_Required action:_
In the data below, find each line carrying the string "true" and copy it out.

*** Source information Section Begins ***

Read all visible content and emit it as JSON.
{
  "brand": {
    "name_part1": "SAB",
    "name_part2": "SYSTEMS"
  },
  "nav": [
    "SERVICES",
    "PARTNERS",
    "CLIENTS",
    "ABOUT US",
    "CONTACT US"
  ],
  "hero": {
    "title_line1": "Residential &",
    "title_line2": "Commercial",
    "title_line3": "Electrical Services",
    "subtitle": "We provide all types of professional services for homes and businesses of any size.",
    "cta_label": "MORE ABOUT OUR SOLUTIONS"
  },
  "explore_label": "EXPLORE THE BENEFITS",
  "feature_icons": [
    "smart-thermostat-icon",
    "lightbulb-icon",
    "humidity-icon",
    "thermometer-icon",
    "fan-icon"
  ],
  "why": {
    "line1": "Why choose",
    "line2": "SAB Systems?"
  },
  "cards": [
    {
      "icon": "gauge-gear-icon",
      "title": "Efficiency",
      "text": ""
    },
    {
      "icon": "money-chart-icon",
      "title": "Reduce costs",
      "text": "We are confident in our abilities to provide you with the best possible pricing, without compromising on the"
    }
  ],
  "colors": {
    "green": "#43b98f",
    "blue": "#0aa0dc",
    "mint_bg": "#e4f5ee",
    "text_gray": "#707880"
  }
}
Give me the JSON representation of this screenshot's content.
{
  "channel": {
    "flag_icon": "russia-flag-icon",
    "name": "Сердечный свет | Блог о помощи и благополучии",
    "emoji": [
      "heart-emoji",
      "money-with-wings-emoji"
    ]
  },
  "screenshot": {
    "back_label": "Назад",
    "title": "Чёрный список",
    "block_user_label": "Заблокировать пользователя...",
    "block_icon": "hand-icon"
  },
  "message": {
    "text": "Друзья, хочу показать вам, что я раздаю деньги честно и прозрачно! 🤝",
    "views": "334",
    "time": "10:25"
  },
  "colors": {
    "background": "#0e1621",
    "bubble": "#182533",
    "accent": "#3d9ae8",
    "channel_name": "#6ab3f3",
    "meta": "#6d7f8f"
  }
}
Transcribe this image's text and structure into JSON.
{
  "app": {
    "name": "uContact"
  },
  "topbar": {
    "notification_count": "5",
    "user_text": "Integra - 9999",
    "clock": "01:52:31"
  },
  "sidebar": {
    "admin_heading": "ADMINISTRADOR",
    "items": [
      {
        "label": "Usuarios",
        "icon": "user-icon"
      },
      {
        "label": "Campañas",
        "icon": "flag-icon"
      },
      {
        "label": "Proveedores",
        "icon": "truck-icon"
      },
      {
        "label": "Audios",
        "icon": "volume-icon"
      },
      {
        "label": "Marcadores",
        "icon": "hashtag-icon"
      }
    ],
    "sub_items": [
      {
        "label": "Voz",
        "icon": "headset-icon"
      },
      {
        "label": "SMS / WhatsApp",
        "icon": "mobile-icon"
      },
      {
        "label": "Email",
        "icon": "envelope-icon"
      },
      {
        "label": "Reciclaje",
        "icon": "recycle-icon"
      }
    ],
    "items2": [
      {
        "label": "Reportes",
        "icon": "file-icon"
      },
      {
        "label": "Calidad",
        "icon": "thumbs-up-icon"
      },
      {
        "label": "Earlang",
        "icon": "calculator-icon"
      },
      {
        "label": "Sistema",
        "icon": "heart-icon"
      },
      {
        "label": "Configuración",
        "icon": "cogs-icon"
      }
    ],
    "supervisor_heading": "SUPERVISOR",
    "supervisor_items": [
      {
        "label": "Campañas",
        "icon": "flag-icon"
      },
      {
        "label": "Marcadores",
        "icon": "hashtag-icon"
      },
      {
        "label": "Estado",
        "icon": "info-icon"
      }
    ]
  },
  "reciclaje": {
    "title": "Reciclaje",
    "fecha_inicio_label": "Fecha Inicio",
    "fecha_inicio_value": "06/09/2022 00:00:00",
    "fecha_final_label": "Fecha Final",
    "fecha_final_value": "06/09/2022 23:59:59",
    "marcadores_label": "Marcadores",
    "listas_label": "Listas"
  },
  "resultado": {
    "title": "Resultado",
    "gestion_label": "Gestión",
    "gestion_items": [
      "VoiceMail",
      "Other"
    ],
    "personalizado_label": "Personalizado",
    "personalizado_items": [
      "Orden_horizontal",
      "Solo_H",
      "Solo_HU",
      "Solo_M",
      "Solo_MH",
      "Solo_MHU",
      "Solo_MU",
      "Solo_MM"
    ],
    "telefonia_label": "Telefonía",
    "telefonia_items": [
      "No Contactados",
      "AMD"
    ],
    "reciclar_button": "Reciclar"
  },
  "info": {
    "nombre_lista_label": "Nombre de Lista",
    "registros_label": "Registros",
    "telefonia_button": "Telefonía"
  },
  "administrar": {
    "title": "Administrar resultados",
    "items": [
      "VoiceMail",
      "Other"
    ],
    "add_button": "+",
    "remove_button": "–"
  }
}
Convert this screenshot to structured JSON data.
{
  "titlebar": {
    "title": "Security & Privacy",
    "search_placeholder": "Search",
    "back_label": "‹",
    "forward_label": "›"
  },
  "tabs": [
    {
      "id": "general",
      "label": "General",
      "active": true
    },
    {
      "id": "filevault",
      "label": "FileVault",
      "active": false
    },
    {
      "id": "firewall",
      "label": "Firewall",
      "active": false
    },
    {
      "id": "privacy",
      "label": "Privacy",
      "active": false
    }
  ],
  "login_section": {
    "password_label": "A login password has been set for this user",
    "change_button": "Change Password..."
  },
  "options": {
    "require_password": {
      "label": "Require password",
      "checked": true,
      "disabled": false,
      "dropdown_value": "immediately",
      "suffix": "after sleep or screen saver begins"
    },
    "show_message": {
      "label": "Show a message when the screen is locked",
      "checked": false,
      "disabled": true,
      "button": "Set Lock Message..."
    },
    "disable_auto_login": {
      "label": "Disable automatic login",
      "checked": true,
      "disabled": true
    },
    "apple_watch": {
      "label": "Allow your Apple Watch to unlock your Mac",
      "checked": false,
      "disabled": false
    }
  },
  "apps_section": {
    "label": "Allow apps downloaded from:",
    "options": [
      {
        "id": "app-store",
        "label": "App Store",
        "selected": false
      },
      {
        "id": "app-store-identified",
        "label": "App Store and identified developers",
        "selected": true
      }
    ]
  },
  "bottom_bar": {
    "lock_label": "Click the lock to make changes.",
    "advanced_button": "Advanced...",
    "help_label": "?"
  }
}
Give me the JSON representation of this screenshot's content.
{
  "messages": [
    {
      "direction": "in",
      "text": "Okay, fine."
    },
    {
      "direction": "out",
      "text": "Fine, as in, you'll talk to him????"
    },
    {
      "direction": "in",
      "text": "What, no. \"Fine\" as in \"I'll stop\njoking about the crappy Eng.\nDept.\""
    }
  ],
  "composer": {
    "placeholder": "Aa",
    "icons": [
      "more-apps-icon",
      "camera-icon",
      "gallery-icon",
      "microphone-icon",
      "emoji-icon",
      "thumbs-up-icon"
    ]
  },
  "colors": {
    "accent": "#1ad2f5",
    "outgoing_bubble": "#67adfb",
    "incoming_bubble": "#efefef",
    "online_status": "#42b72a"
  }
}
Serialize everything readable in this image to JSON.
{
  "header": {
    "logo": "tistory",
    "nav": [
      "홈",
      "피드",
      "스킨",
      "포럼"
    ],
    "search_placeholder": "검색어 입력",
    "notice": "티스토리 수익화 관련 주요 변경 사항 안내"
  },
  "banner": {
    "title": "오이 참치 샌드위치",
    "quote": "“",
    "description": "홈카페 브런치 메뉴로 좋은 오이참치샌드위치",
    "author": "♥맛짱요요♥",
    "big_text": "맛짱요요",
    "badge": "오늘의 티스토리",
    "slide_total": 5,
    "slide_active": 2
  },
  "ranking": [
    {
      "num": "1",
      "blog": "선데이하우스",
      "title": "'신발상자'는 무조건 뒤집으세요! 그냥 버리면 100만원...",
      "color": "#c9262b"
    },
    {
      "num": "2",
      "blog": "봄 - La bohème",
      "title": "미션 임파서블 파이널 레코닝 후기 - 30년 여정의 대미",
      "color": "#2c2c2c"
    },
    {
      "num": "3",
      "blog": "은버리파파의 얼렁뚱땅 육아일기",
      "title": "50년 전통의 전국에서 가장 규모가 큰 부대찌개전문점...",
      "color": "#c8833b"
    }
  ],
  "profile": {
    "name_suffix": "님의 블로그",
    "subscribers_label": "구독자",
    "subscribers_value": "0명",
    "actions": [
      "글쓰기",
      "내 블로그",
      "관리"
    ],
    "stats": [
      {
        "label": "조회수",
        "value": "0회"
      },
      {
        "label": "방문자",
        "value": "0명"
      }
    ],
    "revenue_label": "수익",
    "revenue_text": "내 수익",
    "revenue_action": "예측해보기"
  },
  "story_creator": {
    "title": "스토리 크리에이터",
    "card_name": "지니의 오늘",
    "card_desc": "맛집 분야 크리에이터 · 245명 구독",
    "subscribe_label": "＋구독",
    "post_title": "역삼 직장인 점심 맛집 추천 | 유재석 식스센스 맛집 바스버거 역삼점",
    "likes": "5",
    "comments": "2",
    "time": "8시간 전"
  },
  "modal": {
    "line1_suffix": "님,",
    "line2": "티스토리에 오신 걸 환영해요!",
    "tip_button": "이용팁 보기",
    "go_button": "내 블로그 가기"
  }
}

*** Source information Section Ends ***

_Task output:_
      "active": true
      "checked": true,
      "disabled": true,
      "checked": true,
      "disabled": true
        "selected": true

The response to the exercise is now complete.